**WHAT IS EXPECTED:**
Reply with the data below, repeated exactly in full.

┌────────

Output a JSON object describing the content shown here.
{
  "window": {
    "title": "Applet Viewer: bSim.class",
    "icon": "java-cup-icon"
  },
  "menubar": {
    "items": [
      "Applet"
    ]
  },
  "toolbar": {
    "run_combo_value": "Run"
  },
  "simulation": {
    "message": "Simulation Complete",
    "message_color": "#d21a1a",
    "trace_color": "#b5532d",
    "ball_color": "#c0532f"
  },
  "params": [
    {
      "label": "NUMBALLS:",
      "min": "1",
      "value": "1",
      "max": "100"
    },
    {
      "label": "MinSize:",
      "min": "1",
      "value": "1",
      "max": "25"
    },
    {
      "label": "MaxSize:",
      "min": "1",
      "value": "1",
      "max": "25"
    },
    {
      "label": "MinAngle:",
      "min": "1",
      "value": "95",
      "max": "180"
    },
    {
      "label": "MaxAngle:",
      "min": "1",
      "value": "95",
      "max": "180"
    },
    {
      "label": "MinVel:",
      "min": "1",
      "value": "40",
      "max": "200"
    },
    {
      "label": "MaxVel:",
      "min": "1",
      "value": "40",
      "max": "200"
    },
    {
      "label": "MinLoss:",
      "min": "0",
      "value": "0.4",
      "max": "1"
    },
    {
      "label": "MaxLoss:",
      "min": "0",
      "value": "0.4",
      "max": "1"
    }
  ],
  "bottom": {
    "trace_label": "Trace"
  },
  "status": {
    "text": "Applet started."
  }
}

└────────

**EXERCISE OUTPUT:**
Output a JSON object describing the content shown here.
{
  "window": {
    "title": "Applet Viewer: bSim.class",
    "icon": "java-cup-icon"
  },
  "menubar": {
    "items": [
      "Applet"
    ]
  },
  "toolbar": {
    "run_combo_value": "Run"
  },
  "simulation": {
    "message": "Simulation Complete",
    "message_color": "#d21a1a",
    "trace_color": "#b5532d",
    "ball_color": "#c0532f"
  },
  "params": [
    {
      "label": "NUMBALLS:",
      "min": "1",
      "value": "1",
      "max": "100"
    },
    {
      "label": "MinSize:",
      "min": "1",
      "value": "1",
      "max": "25"
    },
    {
      "label": "MaxSize:",
      "min": "1",
      "value": "1",
      "max": "25"
    },
    {
      "label": "MinAngle:",
      "min": "1",
      "value": "95",
      "max": "180"
    },
    {
      "label": "MaxAngle:",
      "min": "1",
      "value": "95",
      "max": "180"
    },
    {
      "label": "MinVel:",
      "min": "1",
      "value": "40",
      "max": "200"
    },
    {
      "label": "MaxVel:",
      "min": "1",
      "value": "40",
      "max": "200"
    },
    {
      "label": "MinLoss:",
      "min": "0",
      "value": "0.4",
      "max": "1"
    },
    {
      "label": "MaxLoss:",
      "min": "0",
      "value": "0.4",
      "max": "1"
    }
  ],
  "bottom": {
    "trace_label": "Trace"
  },
  "status": {
    "text": "Applet started."
  }
}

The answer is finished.